# WHAT TO DO
Would you repeat the whole listing exactly, pictures excluded?

# ENTRIES SHOWN
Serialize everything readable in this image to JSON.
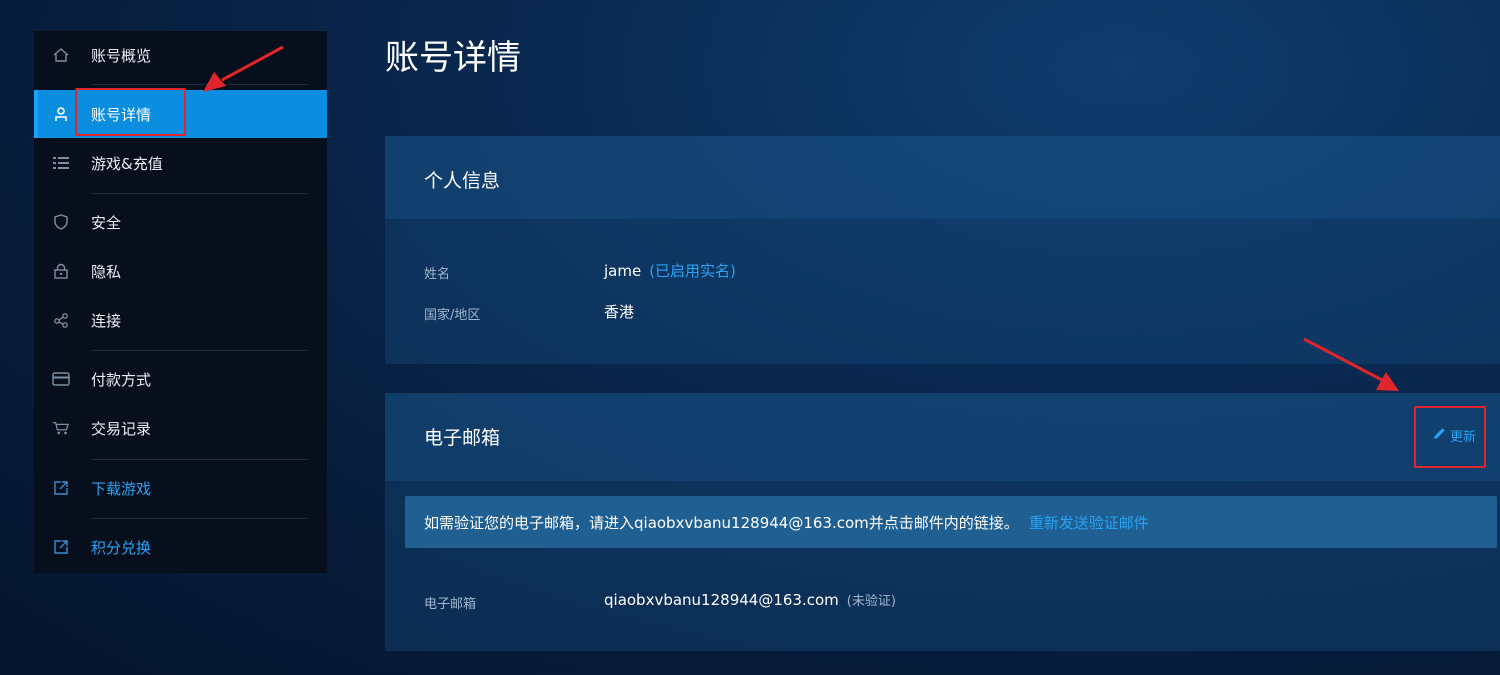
{
  "sidebar": {
    "items": [
      {
        "key": "overview",
        "label": "账号概览",
        "icon": "home-icon"
      },
      {
        "key": "details",
        "label": "账号详情",
        "icon": "user-icon",
        "active": true
      },
      {
        "key": "games",
        "label": "游戏&充值",
        "icon": "list-icon"
      },
      {
        "key": "security",
        "label": "安全",
        "icon": "shield-icon"
      },
      {
        "key": "privacy",
        "label": "隐私",
        "icon": "lock-icon"
      },
      {
        "key": "connections",
        "label": "连接",
        "icon": "share-icon"
      },
      {
        "key": "payment",
        "label": "付款方式",
        "icon": "card-icon"
      },
      {
        "key": "transactions",
        "label": "交易记录",
        "icon": "cart-icon"
      },
      {
        "key": "download",
        "label": "下载游戏",
        "icon": "external-link-icon"
      },
      {
        "key": "redeem",
        "label": "积分兑换",
        "icon": "external-link-icon"
      }
    ]
  },
  "main": {
    "title": "账号详情",
    "personal": {
      "title": "个人信息",
      "name_label": "姓名",
      "name_value": "jame",
      "name_status": "(已启用实名)",
      "region_label": "国家/地区",
      "region_value": "香港"
    },
    "email": {
      "title": "电子邮箱",
      "update_label": "更新",
      "notice_text": "如需验证您的电子邮箱，请进入qiaobxvbanu128944@163.com并点击邮件内的链接。",
      "notice_link": "重新发送验证邮件",
      "field_label": "电子邮箱",
      "field_value": "qiaobxvbanu128944@163.com",
      "field_status": "(未验证)"
    }
  },
  "colors": {
    "accent": "#2aa3f5",
    "active_nav": "#0b8de0",
    "annotation": "#e0262b"
  }
}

# EXERCISE ANSWER
Serialize everything readable in this image to JSON.
{
  "sidebar": {
    "items": [
      {
        "key": "overview",
        "label": "账号概览",
        "icon": "home-icon"
      },
      {
        "key": "details",
        "label": "账号详情",
        "icon": "user-icon",
        "active": true
      },
      {
        "key": "games",
        "label": "游戏&充值",
        "icon": "list-icon"
      },
      {
        "key": "security",
        "label": "安全",
        "icon": "shield-icon"
      },
      {
        "key": "privacy",
        "label": "隐私",
        "icon": "lock-icon"
      },
      {
        "key": "connections",
        "label": "连接",
        "icon": "share-icon"
      },
      {
        "key": "payment",
        "label": "付款方式",
        "icon": "card-icon"
      },
      {
        "key": "transactions",
        "label": "交易记录",
        "icon": "cart-icon"
      },
      {
        "key": "download",
        "label": "下载游戏",
        "icon": "external-link-icon"
      },
      {
        "key": "redeem",
        "label": "积分兑换",
        "icon": "external-link-icon"
      }
    ]
  },
  "main": {
    "title": "账号详情",
    "personal": {
      "title": "个人信息",
      "name_label": "姓名",
      "name_value": "jame",
      "name_status": "(已启用实名)",
      "region_label": "国家/地区",
      "region_value": "香港"
    },
    "email": {
      "title": "电子邮箱",
      "update_label": "更新",
      "notice_text": "如需验证您的电子邮箱，请进入qiaobxvbanu128944@163.com并点击邮件内的链接。",
      "notice_link": "重新发送验证邮件",
      "field_label": "电子邮箱",
      "field_value": "qiaobxvbanu128944@163.com",
      "field_status": "(未验证)"
    }
  },
  "colors": {
    "accent": "#2aa3f5",
    "active_nav": "#0b8de0",
    "annotation": "#e0262b"
  }
}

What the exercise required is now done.